Starring: Sherilyn Fenn, Richard Tyson, Louise Fletcher, Burl Ives
Director: Zalman King
After co-scripting the scandalous 9½ Weeks (1986), Zalman King made a career out of directing steamy erotic dramas which became increasingly over the top as time went on, culminating in the ludicrous Wild Orchid (1989), the film that killed off Mickey Rourke’s career. But it all got off to a promising start with Two Moon Junction (1988). Sherilyn Fenn – just before she became the talk of Tinseltown for her performances as Audrey in Twin Peaks – plays April, a Southern heiress who returns home from college, due to wed the scion of an equally well-to-do family and lead a perfect life. However, as the wedding day nears she gets cold feet and instead finds herself inexplicably drawn to a wild, glibly womanizing, muscle-bound carny hand named Perry (Richard Tyson).

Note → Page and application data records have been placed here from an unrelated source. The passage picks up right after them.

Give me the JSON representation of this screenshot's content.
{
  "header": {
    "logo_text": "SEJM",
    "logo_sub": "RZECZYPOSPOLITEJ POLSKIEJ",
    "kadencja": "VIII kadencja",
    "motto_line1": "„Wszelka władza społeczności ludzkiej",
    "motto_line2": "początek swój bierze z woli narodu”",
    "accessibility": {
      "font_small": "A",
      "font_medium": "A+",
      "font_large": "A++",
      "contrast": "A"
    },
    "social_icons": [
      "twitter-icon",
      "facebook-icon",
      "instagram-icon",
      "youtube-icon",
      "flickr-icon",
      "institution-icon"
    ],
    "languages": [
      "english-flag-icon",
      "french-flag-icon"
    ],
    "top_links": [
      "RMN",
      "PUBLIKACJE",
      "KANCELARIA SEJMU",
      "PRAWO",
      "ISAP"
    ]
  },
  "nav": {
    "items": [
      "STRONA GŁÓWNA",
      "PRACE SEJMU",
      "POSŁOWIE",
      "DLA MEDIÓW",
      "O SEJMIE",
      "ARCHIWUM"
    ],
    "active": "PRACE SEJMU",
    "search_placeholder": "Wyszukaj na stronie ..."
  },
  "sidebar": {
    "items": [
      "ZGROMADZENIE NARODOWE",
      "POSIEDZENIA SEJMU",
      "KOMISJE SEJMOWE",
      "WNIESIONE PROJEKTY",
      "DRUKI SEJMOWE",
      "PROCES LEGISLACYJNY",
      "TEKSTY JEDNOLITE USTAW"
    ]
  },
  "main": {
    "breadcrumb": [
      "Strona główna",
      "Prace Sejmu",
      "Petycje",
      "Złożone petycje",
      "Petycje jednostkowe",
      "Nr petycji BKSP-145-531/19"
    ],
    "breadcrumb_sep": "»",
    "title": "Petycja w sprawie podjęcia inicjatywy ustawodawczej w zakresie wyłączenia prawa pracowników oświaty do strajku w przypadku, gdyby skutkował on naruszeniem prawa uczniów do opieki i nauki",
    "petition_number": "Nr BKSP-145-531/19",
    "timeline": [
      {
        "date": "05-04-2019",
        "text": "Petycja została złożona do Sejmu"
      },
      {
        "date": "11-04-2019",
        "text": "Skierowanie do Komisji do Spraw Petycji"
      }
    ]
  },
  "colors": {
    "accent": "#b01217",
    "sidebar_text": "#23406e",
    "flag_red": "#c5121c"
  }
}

Allegedly, Sherilyn Fenn was rather embarrassed to have the movie on her CV, but she needn’t have been. Looking at it now on Blu-ray, it’s a very beautiful film. King directs with a real feel for this sort of material, and the viewer’s eye is caressed with a stream of soft-focus fashion-plate imagery. Seen in high-def, moments such as the close-up of Fenn’s face in the shower, with beads of water quivering on her cheek, look good enough to rip out and hang up on your wall. There’s a heady Douglas Sirk-meets-Fellini vibe to the culture clash of leisured upper crust and manic carnival folk (tennis flannels, magnolia and Spanish moss on the one hand, fever dream-ish funfair scenes lit with strings of coloured light-bulbs on the other), and this is underscored by costumes and styling which reference the ’50s. Fenn slots into this retro aesthetic like it was tailor-made for her, delivering an Old Hollywood-style star turn (albeit with full frontal nudity) as the introverted rich girl who takes a walk on the wrong side of the tracks and embarks on a sexual and social awakening, only to end up torn between duty to her high-achieving family and the cravings of the flesh.
The movie is also sensitive to a feminist agenda. It’s not that Perry is so irresistible (“You’re beyond social redemption,” April snaps at him at one point, fed up by his feckless and inconsiderate behaviour), it’s that he doesn’t take crap from anyone, and this speaks to her own need for self-determination. Elsewhere, the importance of the female gaze is acknowledged in an early scene where April spies through a peep-hole on some men showering, and by the fact that Perry spends a lot of time with his shirt off. (Although there are limits. There’s only one moon on view at Two Moon Junction, the location of the lovers’ big sex scene, because Perry keeps his jeans firmly up throughout. These were still the days when real men made love with their trousers on.)
Even Perry, a character you expect to grate, comes across as more vulnerable and appealing than anticipated, winning you over with a scene where he buries his dog (murdered by another carny hand) on a spot of farmland, but then faces the humiliation of being forced to dig it up again by the local sheriff (an affably sinister Burl Ives) sent to lean on him by April’s controlling gran (the never less than excellent Louise Fletcher). All in all, then, Two Moon Junction is far less cheesy and far more well-crafted than its reputation would suggest, and it’s worn far better than many more high profile movies of the ’80s.
The gauziness of some of the visuals means that this HD transfer isn’t the last word in sharpness, but it’s strongly atmospheric: the colours are dewily bright and vibrant, and there’s an impressive depth of field which brings the mise-en-scene to vivid life.